- **Data for this exercise**:
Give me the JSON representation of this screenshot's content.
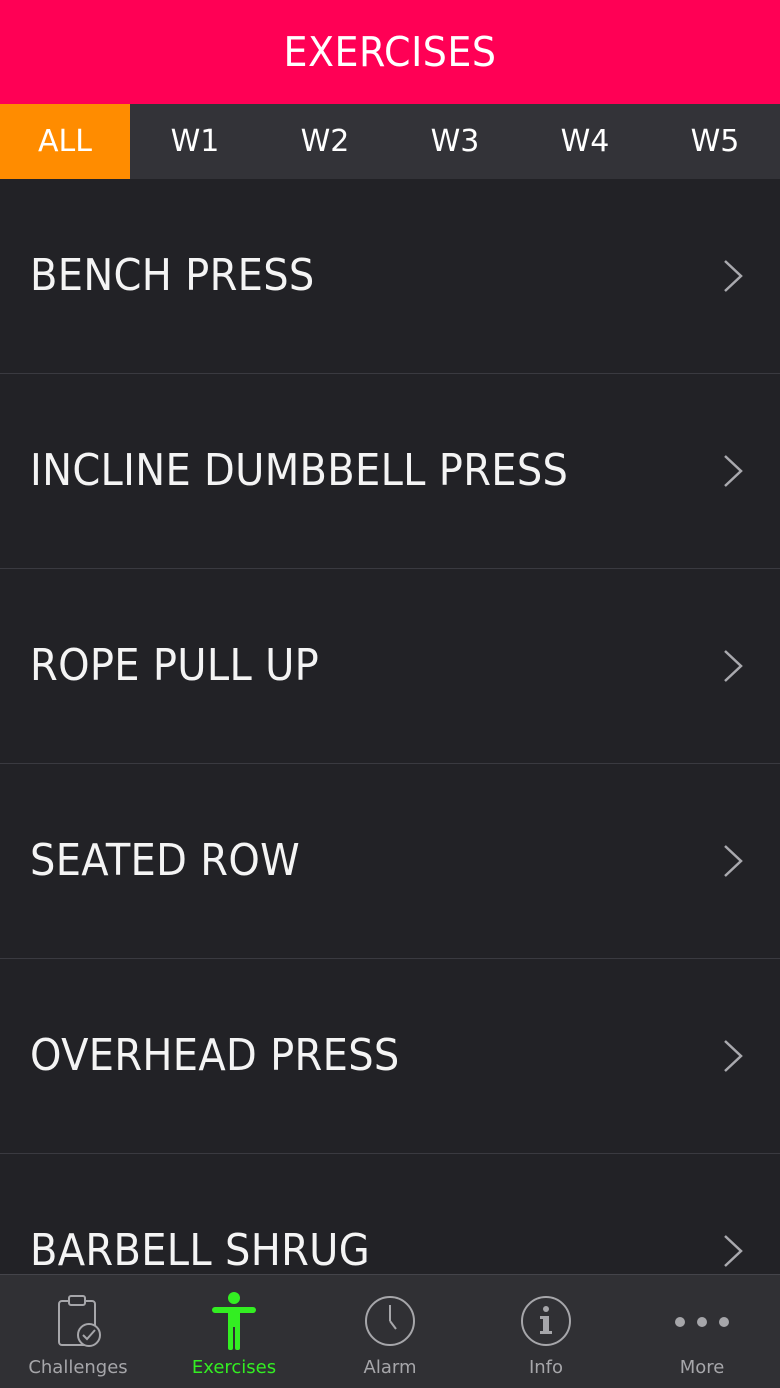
{
  "header": {
    "title": "EXERCISES"
  },
  "tabs": [
    {
      "label": "ALL",
      "active": true
    },
    {
      "label": "W1",
      "active": false
    },
    {
      "label": "W2",
      "active": false
    },
    {
      "label": "W3",
      "active": false
    },
    {
      "label": "W4",
      "active": false
    },
    {
      "label": "W5",
      "active": false
    }
  ],
  "exercises": [
    {
      "label": "BENCH PRESS"
    },
    {
      "label": "INCLINE DUMBBELL PRESS"
    },
    {
      "label": "ROPE PULL UP"
    },
    {
      "label": "SEATED ROW"
    },
    {
      "label": "OVERHEAD PRESS"
    },
    {
      "label": "BARBELL SHRUG"
    }
  ],
  "tabbar": [
    {
      "label": "Challenges",
      "icon": "clipboard-check-icon",
      "active": false
    },
    {
      "label": "Exercises",
      "icon": "person-figure-icon",
      "active": true
    },
    {
      "label": "Alarm",
      "icon": "clock-icon",
      "active": false
    },
    {
      "label": "Info",
      "icon": "info-icon",
      "active": false
    },
    {
      "label": "More",
      "icon": "more-dots-icon",
      "active": false
    }
  ],
  "colors": {
    "header_bg": "#ff0055",
    "tab_active_bg": "#ff8c00",
    "tabbar_active": "#33ee22",
    "background": "#222226"
  }
}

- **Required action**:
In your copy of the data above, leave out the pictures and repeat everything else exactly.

- **Solution to the exercise**:
Give me the JSON representation of this screenshot's content.
{
  "header": {
    "title": "EXERCISES"
  },
  "tabs": [
    {
      "label": "ALL",
      "active": true
    },
    {
      "label": "W1",
      "active": false
    },
    {
      "label": "W2",
      "active": false
    },
    {
      "label": "W3",
      "active": false
    },
    {
      "label": "W4",
      "active": false
    },
    {
      "label": "W5",
      "active": false
    }
  ],
  "exercises": [
    {
      "label": "BENCH PRESS"
    },
    {
      "label": "INCLINE DUMBBELL PRESS"
    },
    {
      "label": "ROPE PULL UP"
    },
    {
      "label": "SEATED ROW"
    },
    {
      "label": "OVERHEAD PRESS"
    },
    {
      "label": "BARBELL SHRUG"
    }
  ],
  "tabbar": [
    {
      "label": "Challenges",
      "icon": "clipboard-check-icon",
      "active": false
    },
    {
      "label": "Exercises",
      "icon": "person-figure-icon",
      "active": true
    },
    {
      "label": "Alarm",
      "icon": "clock-icon",
      "active": false
    },
    {
      "label": "Info",
      "icon": "info-icon",
      "active": false
    },
    {
      "label": "More",
      "icon": "more-dots-icon",
      "active": false
    }
  ],
  "colors": {
    "header_bg": "#ff0055",
    "tab_active_bg": "#ff8c00",
    "tabbar_active": "#33ee22",
    "background": "#222226"
  }
}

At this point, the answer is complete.